— Dataset excerpts —
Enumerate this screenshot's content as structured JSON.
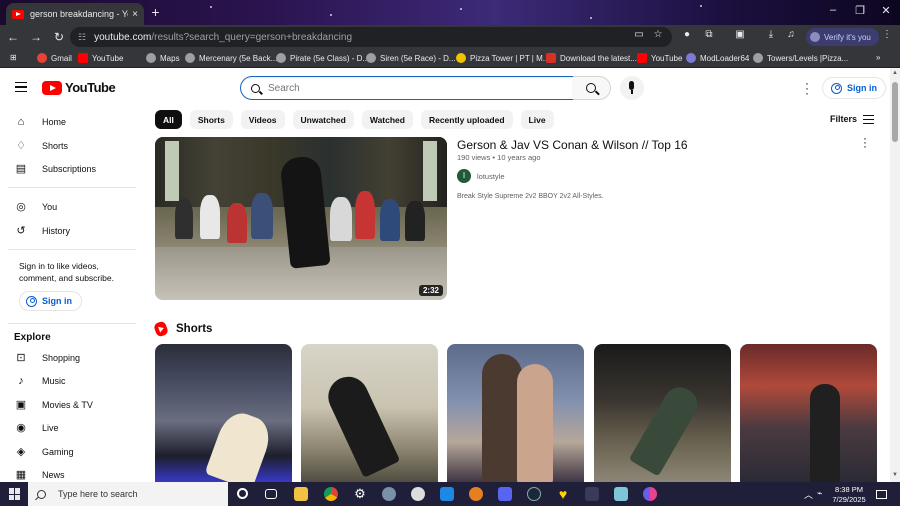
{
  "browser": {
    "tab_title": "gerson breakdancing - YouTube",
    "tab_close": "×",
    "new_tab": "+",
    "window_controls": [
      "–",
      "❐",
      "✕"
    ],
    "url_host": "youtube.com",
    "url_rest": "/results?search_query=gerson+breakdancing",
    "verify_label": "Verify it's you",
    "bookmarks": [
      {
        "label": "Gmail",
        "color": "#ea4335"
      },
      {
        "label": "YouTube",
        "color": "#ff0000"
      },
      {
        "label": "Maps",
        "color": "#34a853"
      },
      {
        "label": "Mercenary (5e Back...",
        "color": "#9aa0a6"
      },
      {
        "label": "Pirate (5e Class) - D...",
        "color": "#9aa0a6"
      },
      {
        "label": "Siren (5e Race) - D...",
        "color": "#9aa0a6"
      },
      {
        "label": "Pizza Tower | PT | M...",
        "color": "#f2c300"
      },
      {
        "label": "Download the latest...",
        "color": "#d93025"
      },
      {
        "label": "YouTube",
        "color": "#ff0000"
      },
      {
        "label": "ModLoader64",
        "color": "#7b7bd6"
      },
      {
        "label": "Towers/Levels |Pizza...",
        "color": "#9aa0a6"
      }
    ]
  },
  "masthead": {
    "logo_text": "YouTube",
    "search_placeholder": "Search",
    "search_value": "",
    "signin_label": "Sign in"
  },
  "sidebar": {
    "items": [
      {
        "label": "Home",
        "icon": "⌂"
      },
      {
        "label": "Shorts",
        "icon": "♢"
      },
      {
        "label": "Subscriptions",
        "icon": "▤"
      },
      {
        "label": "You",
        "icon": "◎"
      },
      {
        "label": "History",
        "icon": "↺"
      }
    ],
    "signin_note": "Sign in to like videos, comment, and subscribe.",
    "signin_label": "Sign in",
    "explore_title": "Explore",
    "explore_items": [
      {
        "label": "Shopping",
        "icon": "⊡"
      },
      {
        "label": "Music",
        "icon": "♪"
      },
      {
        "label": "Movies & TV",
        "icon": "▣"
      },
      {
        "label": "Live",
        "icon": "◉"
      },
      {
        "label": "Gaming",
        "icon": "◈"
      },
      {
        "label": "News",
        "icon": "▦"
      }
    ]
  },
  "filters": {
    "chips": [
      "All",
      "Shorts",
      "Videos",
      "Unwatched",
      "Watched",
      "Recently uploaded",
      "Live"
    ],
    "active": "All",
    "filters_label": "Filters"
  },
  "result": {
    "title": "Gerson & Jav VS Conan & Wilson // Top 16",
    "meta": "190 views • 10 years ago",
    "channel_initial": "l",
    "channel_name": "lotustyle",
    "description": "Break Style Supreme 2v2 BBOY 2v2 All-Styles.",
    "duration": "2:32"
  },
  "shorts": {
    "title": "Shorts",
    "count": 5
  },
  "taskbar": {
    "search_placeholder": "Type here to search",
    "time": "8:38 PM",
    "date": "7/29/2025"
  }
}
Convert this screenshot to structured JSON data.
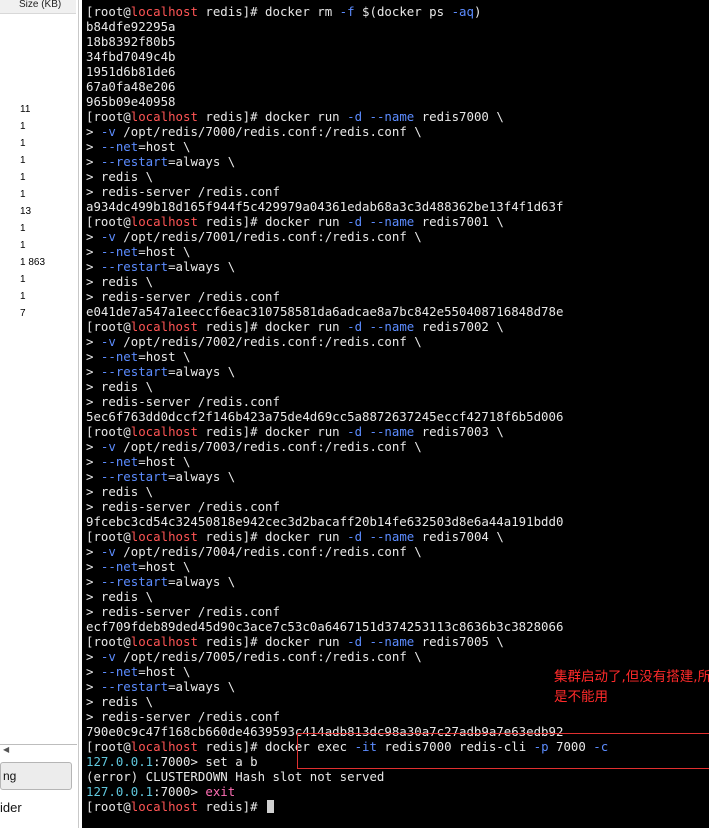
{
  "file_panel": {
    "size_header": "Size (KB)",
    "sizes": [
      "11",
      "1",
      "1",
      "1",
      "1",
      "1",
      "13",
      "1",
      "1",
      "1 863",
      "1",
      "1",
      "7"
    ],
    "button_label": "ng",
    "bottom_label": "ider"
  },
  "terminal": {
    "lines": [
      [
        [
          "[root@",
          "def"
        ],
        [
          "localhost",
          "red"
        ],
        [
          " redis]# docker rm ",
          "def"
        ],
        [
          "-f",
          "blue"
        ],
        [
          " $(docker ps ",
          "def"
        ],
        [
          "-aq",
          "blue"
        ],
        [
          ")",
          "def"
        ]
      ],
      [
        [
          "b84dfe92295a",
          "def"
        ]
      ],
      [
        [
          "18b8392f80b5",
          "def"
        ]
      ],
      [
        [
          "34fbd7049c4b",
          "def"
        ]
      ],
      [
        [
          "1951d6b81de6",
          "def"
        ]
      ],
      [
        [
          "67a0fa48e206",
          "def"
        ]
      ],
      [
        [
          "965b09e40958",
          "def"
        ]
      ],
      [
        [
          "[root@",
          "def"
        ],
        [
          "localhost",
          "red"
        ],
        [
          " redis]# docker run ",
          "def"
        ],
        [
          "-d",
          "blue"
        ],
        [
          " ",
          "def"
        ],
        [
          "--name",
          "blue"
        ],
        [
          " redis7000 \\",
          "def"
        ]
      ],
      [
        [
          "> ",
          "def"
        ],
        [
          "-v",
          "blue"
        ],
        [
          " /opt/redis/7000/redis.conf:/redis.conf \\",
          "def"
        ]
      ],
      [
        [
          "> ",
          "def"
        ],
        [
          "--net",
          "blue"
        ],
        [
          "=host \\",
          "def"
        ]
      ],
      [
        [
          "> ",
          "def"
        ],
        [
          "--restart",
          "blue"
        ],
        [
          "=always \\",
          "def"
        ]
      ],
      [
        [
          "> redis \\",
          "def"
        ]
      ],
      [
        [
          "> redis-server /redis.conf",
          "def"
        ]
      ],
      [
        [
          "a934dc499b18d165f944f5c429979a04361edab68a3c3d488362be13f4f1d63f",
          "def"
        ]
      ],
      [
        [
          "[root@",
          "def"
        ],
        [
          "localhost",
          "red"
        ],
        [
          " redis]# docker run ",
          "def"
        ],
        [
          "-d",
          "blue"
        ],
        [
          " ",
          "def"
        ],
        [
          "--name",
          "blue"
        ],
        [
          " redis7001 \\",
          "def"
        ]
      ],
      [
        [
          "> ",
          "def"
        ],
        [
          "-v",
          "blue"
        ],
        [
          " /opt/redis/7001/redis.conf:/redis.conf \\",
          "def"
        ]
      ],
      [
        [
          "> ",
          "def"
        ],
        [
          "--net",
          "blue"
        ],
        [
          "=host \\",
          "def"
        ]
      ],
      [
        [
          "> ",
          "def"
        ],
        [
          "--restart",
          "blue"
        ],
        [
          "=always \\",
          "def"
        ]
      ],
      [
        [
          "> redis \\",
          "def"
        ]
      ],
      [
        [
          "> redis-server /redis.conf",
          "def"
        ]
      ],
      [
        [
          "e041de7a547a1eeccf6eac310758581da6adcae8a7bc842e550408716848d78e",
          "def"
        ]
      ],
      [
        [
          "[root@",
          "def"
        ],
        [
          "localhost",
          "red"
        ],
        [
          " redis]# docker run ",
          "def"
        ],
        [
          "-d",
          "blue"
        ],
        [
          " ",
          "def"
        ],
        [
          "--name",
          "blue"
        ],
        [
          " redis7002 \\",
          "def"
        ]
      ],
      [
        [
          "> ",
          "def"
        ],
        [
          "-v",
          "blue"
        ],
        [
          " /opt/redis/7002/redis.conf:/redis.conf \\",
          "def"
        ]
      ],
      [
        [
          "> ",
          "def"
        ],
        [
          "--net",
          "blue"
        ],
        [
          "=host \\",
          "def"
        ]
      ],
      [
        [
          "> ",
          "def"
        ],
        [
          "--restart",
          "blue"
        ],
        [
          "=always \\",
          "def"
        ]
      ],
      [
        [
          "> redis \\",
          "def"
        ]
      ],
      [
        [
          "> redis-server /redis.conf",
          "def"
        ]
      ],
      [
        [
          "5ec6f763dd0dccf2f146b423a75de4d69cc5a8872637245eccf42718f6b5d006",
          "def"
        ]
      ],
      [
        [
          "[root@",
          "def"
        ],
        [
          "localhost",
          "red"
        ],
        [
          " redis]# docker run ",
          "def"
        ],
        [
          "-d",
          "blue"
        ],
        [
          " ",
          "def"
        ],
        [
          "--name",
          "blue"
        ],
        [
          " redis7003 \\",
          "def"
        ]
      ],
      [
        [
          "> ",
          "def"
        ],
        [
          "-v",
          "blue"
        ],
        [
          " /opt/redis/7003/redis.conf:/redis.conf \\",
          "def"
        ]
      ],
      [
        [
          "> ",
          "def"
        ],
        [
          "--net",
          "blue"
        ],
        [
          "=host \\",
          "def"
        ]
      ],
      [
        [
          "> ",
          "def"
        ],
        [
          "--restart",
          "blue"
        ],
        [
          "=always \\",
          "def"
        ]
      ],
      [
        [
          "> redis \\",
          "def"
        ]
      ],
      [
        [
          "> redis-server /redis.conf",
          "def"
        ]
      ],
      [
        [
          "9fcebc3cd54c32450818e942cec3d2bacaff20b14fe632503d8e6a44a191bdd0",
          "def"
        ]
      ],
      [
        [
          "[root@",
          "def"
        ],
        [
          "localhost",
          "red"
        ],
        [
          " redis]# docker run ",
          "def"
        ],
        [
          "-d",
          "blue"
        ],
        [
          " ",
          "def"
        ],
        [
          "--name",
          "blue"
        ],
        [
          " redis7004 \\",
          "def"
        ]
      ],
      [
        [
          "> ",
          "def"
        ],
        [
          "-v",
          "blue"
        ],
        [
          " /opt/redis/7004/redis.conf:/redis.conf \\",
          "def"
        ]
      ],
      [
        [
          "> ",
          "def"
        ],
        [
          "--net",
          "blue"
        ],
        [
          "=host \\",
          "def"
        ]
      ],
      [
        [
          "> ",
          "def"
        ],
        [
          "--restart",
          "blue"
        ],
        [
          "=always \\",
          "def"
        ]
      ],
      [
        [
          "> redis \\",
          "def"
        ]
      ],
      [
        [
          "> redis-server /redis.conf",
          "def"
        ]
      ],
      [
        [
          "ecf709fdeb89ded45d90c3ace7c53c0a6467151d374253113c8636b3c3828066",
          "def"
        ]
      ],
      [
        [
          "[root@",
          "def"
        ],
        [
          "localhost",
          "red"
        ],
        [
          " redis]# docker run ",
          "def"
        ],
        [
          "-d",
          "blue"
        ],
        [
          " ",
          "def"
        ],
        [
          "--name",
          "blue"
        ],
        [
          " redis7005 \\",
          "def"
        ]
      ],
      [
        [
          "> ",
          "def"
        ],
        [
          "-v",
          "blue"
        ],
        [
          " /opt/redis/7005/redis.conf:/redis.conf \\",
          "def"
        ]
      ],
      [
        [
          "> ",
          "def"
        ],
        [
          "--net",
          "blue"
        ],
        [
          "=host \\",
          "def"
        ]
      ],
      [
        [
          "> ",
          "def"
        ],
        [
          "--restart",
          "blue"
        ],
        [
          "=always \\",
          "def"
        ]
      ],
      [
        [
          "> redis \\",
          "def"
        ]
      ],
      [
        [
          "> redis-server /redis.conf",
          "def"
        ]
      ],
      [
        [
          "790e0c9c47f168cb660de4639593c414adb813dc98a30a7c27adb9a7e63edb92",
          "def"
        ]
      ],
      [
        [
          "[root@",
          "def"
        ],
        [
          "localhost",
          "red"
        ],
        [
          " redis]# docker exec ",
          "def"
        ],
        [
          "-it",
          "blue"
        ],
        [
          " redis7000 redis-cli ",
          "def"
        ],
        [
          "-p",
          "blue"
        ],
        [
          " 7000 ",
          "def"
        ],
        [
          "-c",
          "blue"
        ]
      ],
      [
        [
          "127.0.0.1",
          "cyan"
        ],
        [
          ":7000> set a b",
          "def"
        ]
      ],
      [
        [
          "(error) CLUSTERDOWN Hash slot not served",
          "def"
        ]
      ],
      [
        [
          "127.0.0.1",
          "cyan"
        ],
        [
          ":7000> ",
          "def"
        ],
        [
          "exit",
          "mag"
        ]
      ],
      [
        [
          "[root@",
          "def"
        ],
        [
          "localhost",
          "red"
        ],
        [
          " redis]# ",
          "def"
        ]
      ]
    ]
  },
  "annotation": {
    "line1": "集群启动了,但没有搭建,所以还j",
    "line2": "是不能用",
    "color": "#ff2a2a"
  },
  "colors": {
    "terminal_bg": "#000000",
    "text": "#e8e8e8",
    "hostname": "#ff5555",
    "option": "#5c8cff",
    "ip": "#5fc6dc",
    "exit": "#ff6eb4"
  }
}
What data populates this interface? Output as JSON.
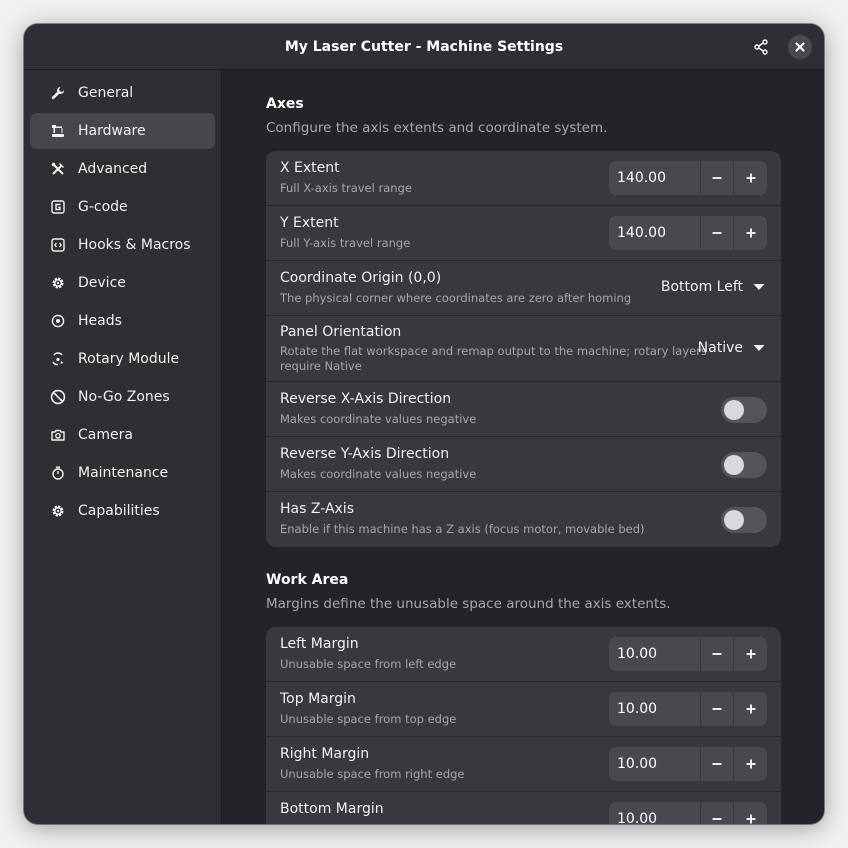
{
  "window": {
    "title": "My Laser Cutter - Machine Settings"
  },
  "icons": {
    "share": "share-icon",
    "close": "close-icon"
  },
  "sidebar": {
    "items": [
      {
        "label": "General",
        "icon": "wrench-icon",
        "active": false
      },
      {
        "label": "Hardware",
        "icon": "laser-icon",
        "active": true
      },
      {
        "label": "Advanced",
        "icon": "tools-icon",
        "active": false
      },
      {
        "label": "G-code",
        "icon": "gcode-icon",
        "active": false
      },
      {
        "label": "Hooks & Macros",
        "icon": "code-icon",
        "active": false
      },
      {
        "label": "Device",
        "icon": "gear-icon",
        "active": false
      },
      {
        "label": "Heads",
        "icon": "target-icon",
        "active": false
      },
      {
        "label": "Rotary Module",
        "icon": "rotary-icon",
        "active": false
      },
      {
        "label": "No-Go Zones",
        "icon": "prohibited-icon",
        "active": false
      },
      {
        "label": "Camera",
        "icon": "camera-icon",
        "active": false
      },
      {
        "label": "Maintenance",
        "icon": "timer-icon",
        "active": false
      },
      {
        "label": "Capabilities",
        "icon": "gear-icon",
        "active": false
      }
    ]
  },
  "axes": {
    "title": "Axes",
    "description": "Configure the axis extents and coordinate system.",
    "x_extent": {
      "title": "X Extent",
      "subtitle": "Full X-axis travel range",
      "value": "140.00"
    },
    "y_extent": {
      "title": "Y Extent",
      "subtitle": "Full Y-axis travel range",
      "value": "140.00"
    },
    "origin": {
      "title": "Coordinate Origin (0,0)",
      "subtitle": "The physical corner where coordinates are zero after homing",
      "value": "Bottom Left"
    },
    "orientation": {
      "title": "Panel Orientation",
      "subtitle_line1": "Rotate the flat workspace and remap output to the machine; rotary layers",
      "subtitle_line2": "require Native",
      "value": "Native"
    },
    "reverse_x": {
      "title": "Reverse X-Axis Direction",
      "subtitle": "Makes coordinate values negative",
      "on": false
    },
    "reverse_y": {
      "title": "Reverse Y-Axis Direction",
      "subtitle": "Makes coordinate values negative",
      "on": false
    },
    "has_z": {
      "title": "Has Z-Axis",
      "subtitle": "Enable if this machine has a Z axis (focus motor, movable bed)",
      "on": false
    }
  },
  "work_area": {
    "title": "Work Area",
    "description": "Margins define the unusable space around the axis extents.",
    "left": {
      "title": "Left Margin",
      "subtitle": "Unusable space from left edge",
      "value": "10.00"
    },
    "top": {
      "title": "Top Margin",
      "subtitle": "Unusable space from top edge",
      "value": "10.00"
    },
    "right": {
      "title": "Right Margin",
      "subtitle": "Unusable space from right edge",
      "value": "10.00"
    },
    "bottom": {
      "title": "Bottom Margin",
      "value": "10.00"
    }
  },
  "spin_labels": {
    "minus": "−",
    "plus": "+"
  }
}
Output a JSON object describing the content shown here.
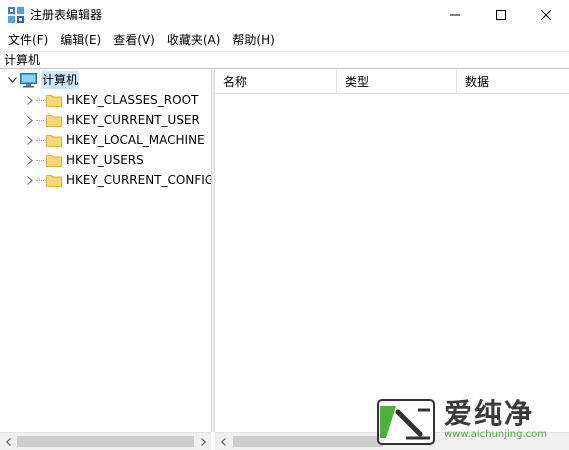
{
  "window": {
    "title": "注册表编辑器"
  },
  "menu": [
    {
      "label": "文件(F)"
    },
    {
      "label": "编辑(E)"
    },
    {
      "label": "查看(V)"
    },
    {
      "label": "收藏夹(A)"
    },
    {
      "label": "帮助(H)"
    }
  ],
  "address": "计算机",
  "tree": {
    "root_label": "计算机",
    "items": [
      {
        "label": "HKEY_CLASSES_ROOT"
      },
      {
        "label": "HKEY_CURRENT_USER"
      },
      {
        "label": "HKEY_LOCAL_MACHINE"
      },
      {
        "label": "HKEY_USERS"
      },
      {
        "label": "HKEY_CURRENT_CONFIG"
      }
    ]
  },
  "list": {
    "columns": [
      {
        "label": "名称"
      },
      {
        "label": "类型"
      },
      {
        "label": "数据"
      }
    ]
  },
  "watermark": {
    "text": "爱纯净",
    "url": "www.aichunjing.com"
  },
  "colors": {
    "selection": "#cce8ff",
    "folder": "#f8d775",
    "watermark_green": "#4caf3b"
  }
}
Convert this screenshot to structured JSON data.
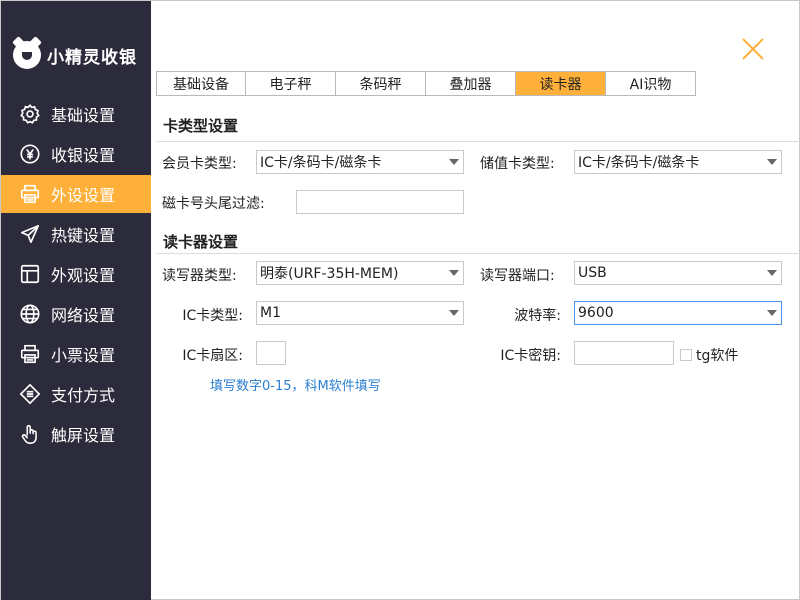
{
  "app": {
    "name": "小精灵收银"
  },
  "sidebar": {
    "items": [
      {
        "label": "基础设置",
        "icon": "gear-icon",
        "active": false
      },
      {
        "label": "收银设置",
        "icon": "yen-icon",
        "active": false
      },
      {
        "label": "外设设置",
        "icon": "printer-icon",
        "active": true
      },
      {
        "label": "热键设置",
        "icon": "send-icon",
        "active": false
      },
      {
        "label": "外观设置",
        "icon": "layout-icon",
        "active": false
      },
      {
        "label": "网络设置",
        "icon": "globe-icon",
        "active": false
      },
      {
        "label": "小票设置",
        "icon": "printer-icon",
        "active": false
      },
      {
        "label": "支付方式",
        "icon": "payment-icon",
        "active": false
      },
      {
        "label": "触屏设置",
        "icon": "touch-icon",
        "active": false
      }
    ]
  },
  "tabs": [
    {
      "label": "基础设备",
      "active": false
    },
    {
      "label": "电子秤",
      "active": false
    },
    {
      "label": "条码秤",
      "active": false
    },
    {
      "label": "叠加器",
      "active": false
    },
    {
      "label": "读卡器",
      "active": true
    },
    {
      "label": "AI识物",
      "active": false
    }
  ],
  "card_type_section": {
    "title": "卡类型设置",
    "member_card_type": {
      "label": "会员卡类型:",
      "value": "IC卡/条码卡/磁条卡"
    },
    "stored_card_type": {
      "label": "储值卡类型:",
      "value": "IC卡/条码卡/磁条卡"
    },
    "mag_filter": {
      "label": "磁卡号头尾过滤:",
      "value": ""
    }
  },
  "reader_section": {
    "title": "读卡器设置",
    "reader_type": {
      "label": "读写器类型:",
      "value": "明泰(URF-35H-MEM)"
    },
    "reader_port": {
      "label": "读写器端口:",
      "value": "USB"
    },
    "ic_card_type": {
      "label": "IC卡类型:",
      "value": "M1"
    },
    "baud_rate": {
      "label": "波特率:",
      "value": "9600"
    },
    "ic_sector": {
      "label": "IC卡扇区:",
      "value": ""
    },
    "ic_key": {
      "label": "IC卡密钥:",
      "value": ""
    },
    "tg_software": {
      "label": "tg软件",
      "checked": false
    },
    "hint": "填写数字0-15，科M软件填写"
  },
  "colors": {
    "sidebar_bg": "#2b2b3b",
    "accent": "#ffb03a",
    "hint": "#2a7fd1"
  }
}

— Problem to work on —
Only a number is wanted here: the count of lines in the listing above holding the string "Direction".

— Result for this task —
2